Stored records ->
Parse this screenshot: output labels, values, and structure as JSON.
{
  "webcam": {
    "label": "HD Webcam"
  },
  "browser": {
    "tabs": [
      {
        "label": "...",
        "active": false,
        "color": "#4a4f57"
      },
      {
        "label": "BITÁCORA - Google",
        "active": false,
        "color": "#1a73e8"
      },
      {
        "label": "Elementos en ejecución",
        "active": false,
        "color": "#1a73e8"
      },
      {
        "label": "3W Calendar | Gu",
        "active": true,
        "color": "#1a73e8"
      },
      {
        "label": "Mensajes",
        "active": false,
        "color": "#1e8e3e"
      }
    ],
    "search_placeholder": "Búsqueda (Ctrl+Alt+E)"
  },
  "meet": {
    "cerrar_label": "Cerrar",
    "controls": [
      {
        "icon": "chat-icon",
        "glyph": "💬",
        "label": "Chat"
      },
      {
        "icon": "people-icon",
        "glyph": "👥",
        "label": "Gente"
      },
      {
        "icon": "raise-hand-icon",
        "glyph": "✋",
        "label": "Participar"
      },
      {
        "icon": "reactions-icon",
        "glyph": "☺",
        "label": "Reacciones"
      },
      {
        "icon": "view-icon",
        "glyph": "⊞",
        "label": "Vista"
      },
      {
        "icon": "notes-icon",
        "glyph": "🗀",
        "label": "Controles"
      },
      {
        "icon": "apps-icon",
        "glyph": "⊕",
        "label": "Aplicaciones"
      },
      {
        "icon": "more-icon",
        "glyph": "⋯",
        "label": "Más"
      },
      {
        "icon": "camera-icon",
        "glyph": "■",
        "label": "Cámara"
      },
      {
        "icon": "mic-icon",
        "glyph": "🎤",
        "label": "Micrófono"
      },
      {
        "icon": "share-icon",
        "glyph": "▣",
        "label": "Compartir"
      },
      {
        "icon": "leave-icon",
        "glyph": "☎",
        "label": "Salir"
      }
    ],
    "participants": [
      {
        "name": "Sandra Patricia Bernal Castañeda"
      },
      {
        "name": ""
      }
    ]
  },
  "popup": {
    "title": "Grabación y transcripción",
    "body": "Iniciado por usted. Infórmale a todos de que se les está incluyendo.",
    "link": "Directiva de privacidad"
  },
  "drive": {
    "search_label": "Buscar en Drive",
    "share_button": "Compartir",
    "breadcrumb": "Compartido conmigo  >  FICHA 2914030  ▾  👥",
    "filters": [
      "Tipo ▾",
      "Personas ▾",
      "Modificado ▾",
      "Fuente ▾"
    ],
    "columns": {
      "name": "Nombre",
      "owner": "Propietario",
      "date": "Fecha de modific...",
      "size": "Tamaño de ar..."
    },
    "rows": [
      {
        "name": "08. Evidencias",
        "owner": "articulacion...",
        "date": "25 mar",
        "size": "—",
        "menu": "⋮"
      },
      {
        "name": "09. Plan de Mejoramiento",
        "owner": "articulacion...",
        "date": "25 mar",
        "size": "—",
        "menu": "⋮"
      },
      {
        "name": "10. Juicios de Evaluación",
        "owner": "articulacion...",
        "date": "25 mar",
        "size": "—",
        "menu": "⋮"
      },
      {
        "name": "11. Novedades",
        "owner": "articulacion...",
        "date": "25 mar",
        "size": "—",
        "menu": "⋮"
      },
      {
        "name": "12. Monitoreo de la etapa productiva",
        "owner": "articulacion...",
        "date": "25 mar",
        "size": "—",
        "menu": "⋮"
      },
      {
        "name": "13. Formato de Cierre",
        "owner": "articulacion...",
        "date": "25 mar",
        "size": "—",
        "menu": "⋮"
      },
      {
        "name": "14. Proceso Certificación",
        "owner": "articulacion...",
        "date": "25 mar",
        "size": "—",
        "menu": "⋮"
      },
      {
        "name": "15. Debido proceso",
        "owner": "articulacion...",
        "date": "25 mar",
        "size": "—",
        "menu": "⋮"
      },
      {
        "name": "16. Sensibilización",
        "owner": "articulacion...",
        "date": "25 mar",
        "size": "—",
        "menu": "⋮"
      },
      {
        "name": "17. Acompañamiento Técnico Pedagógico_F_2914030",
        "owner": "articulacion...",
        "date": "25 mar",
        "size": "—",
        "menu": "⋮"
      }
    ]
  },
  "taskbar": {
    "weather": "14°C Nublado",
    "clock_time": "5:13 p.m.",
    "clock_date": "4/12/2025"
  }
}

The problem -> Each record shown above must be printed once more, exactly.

Output for this exercise ->
Parse this screenshot: output labels, values, and structure as JSON.
{
  "webcam": {
    "label": "HD Webcam"
  },
  "browser": {
    "tabs": [
      {
        "label": "...",
        "active": false,
        "color": "#4a4f57"
      },
      {
        "label": "BITÁCORA - Google",
        "active": false,
        "color": "#1a73e8"
      },
      {
        "label": "Elementos en ejecución",
        "active": false,
        "color": "#1a73e8"
      },
      {
        "label": "3W Calendar | Gu",
        "active": true,
        "color": "#1a73e8"
      },
      {
        "label": "Mensajes",
        "active": false,
        "color": "#1e8e3e"
      }
    ],
    "search_placeholder": "Búsqueda (Ctrl+Alt+E)"
  },
  "meet": {
    "cerrar_label": "Cerrar",
    "controls": [
      {
        "icon": "chat-icon",
        "glyph": "💬",
        "label": "Chat"
      },
      {
        "icon": "people-icon",
        "glyph": "👥",
        "label": "Gente"
      },
      {
        "icon": "raise-hand-icon",
        "glyph": "✋",
        "label": "Participar"
      },
      {
        "icon": "reactions-icon",
        "glyph": "☺",
        "label": "Reacciones"
      },
      {
        "icon": "view-icon",
        "glyph": "⊞",
        "label": "Vista"
      },
      {
        "icon": "notes-icon",
        "glyph": "🗀",
        "label": "Controles"
      },
      {
        "icon": "apps-icon",
        "glyph": "⊕",
        "label": "Aplicaciones"
      },
      {
        "icon": "more-icon",
        "glyph": "⋯",
        "label": "Más"
      },
      {
        "icon": "camera-icon",
        "glyph": "■",
        "label": "Cámara"
      },
      {
        "icon": "mic-icon",
        "glyph": "🎤",
        "label": "Micrófono"
      },
      {
        "icon": "share-icon",
        "glyph": "▣",
        "label": "Compartir"
      },
      {
        "icon": "leave-icon",
        "glyph": "☎",
        "label": "Salir"
      }
    ],
    "participants": [
      {
        "name": "Sandra Patricia Bernal Castañeda"
      },
      {
        "name": ""
      }
    ]
  },
  "popup": {
    "title": "Grabación y transcripción",
    "body": "Iniciado por usted. Infórmale a todos de que se les está incluyendo.",
    "link": "Directiva de privacidad"
  },
  "drive": {
    "search_label": "Buscar en Drive",
    "share_button": "Compartir",
    "breadcrumb": "Compartido conmigo  >  FICHA 2914030  ▾  👥",
    "filters": [
      "Tipo ▾",
      "Personas ▾",
      "Modificado ▾",
      "Fuente ▾"
    ],
    "columns": {
      "name": "Nombre",
      "owner": "Propietario",
      "date": "Fecha de modific...",
      "size": "Tamaño de ar..."
    },
    "rows": [
      {
        "name": "08. Evidencias",
        "owner": "articulacion...",
        "date": "25 mar",
        "size": "—",
        "menu": "⋮"
      },
      {
        "name": "09. Plan de Mejoramiento",
        "owner": "articulacion...",
        "date": "25 mar",
        "size": "—",
        "menu": "⋮"
      },
      {
        "name": "10. Juicios de Evaluación",
        "owner": "articulacion...",
        "date": "25 mar",
        "size": "—",
        "menu": "⋮"
      },
      {
        "name": "11. Novedades",
        "owner": "articulacion...",
        "date": "25 mar",
        "size": "—",
        "menu": "⋮"
      },
      {
        "name": "12. Monitoreo de la etapa productiva",
        "owner": "articulacion...",
        "date": "25 mar",
        "size": "—",
        "menu": "⋮"
      },
      {
        "name": "13. Formato de Cierre",
        "owner": "articulacion...",
        "date": "25 mar",
        "size": "—",
        "menu": "⋮"
      },
      {
        "name": "14. Proceso Certificación",
        "owner": "articulacion...",
        "date": "25 mar",
        "size": "—",
        "menu": "⋮"
      },
      {
        "name": "15. Debido proceso",
        "owner": "articulacion...",
        "date": "25 mar",
        "size": "—",
        "menu": "⋮"
      },
      {
        "name": "16. Sensibilización",
        "owner": "articulacion...",
        "date": "25 mar",
        "size": "—",
        "menu": "⋮"
      },
      {
        "name": "17. Acompañamiento Técnico Pedagógico_F_2914030",
        "owner": "articulacion...",
        "date": "25 mar",
        "size": "—",
        "menu": "⋮"
      }
    ]
  },
  "taskbar": {
    "weather": "14°C Nublado",
    "clock_time": "5:13 p.m.",
    "clock_date": "4/12/2025"
  }
}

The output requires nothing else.